In the Dark Ages there was no Dartmouth, only the hilltop village of Dunstal, now Townstal, set far enough inland for its inhabitants to be safe from Viking raiders. But the Norman Conquest in 1066 ushered in a period of security that enabled the hamlets of Clifton and Hardness on the banks of the Dart to develop, relying on fishing and the trade that came from Norman vessels which found the river a useful haven. Land communications, however, remained no more than donkey tracks.
Nonetheless, the Dart’s importance as a harbour was such that it was chosen as the assembly point for a fleet of 146 ships setting out on the Second Crusade in 1147, and again in 1190, when more than 100 vessels sailed from the port on the Third Crusade. A memento of these events is found in the name Warfleet Creek, which lies just inside the river mouth. In the 13th century the Norman rulers linked the two hamlets with a causeway, or Fosse, across the creek that separated them, effectively establishing Dartmouth.

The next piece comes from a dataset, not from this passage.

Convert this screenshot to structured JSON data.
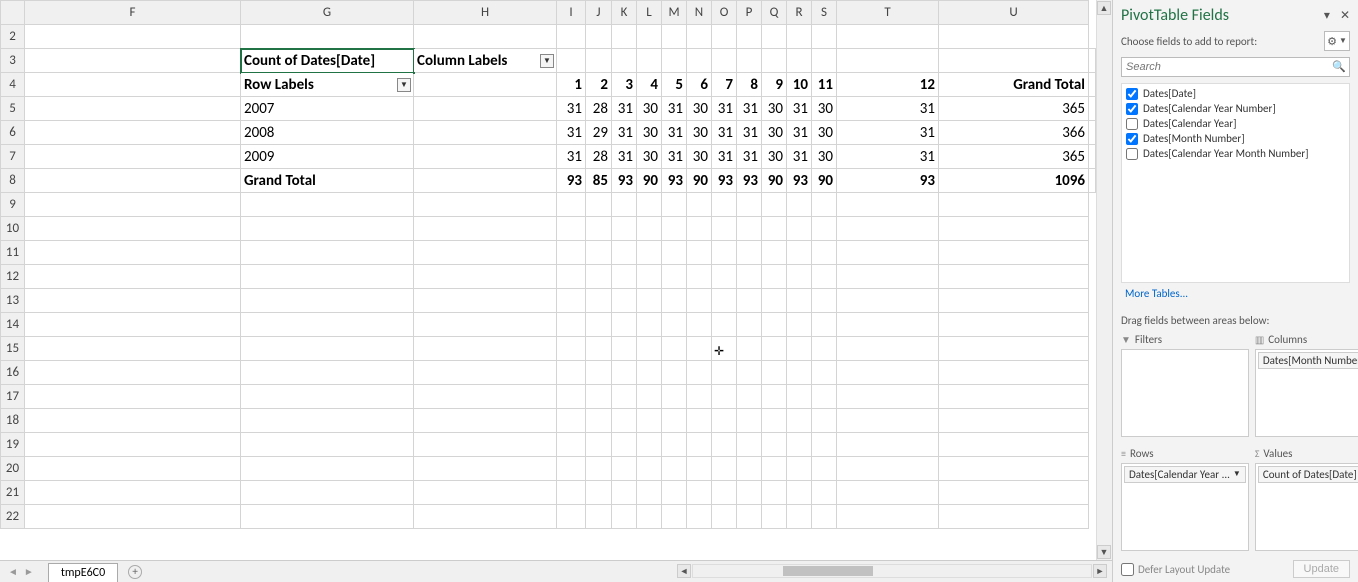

Today the shipyards are gone, along with the coal lumpers who took fuel to the steamships. Instead Dartmouth has found prosperity as a mecca for yachtsmen and holidaymakers. Britannia Royal Naval College, since 1905 housed in a building that dominated the town, continues to train officers and ensures frequent visits by naval vessels, while the Dart is regularly graced by passenger liners which are increasingly making Dartmouth’s deep-water harbour a port of call.
Royal Avenue Gardens
Dartmouth is surrounded by picturesque old towns and villages; Kingswear lies opposite Dartmouth on the east bank of the river, Dittisham is a beautiful village lying inland on the east bank and Blackawton, Stoke Fleming and Strete are villages set high on surrounding hills and cliffs.
A rich variety of speciality shops, restaurants and inns are here to serve and delight the weary traveller, continuing a tradition which has survived for centuries
Such was the town’s fame that the poet Chaucer visited it in 1373 and later made one of his Canterbury Tales pilgrims a “Shipman from Dartmouth”, based it is thought on the town’s 14-times mayor John Hawley (d 1408) who was a privateer in the Hundred Years war. Despite his colourful adventures, Hawley was well in with the king, whose coffers were swelled by his piracy. Mindful of the threat of reprisals and damage they could do to his revenues, the king ordered Hawley to build a castle to defend Dartmouth, and to sling a chain across the river mouth.
Britannia Royal Naval College, Dartmouth
The beauty of Dartmouth is recognised throughout the world. You can enjoy a leisurely cruise on a river pleasure craft, hire your own boat or experience the thrill of sailing or fishing on the open sea. There are many historic houses and castles to be enjoyed, the wild expanses of Dartmoor National Park are only a few miles away and you can take the steam train to Torbay. The coastal scenery nearby is breath-taking and there are beaches to suit every taste